■ Aim of the exercise
Please reply with one number only: how many lines in the entries below contain the string "marketing".

Start of Extracted records

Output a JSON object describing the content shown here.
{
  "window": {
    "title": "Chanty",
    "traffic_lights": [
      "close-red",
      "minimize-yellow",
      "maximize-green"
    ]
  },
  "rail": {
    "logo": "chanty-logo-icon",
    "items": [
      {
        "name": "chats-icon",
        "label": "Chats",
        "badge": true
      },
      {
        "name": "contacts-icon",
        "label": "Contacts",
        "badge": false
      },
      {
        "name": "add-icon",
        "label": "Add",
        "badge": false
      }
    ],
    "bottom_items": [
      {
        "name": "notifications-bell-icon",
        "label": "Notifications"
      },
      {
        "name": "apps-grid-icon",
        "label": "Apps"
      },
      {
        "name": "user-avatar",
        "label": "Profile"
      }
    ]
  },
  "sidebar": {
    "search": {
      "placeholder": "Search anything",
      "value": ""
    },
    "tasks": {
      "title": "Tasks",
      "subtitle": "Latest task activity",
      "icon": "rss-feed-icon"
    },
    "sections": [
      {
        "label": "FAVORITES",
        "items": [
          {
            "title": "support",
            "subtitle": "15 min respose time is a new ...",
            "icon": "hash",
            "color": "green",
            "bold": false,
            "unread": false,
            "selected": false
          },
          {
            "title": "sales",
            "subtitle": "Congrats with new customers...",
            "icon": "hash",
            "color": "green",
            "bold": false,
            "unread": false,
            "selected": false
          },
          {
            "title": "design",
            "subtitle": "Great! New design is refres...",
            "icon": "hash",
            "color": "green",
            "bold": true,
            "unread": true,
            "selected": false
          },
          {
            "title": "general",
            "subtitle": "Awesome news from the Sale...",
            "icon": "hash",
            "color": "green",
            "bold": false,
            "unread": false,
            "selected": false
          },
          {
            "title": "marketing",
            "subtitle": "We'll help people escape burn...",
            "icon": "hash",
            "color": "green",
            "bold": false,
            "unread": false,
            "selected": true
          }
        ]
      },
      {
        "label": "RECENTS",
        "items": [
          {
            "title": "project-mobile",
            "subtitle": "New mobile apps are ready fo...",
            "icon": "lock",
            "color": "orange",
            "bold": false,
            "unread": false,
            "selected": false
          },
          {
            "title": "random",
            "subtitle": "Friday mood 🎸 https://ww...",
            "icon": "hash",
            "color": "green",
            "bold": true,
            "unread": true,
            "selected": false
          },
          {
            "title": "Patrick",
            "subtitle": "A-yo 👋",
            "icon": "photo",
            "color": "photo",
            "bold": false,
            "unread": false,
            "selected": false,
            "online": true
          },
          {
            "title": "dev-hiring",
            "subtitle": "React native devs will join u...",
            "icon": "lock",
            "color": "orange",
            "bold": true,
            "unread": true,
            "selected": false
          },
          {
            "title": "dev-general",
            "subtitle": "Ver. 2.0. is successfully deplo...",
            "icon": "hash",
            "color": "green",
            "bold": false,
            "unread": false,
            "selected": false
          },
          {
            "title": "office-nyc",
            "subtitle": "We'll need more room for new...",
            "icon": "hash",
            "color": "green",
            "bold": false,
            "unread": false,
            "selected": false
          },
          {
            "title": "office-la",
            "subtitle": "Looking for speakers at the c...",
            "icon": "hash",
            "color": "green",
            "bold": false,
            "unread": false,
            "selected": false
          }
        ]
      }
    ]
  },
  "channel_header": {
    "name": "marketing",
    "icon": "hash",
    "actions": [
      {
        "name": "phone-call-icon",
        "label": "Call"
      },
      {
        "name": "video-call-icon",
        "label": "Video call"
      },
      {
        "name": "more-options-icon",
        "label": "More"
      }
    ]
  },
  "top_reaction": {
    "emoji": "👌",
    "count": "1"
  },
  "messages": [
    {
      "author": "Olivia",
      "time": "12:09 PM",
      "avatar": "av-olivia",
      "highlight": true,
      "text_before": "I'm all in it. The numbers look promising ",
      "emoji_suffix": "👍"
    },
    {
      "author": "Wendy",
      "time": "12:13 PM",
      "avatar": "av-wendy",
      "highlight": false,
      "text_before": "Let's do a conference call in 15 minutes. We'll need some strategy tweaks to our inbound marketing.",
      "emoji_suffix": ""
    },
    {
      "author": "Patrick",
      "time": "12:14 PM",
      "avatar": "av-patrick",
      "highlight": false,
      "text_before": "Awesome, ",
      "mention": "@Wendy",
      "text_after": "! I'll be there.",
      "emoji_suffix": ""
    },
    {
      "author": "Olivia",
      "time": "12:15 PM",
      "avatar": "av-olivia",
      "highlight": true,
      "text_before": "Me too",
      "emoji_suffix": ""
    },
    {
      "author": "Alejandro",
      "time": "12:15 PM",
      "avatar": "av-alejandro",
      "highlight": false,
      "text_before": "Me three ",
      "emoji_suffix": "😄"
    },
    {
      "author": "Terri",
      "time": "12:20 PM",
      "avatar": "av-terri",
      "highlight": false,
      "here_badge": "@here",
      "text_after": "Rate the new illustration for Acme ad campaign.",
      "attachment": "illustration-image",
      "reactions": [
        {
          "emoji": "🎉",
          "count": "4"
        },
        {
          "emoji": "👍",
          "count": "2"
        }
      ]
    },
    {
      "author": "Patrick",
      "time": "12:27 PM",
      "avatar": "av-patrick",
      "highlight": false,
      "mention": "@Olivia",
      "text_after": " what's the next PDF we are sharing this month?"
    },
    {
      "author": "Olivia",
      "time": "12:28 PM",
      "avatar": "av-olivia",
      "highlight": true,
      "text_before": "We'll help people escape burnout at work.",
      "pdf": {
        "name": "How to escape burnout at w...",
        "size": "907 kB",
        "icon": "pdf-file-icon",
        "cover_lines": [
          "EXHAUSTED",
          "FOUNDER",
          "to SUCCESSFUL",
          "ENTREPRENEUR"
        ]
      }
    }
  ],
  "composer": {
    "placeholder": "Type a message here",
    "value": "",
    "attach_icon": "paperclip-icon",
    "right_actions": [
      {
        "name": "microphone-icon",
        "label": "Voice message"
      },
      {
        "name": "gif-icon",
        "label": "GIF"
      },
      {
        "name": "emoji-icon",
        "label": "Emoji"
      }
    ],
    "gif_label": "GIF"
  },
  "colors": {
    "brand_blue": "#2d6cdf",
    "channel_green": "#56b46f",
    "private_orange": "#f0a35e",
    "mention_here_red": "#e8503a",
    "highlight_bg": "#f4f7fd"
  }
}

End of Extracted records

■ The answer
3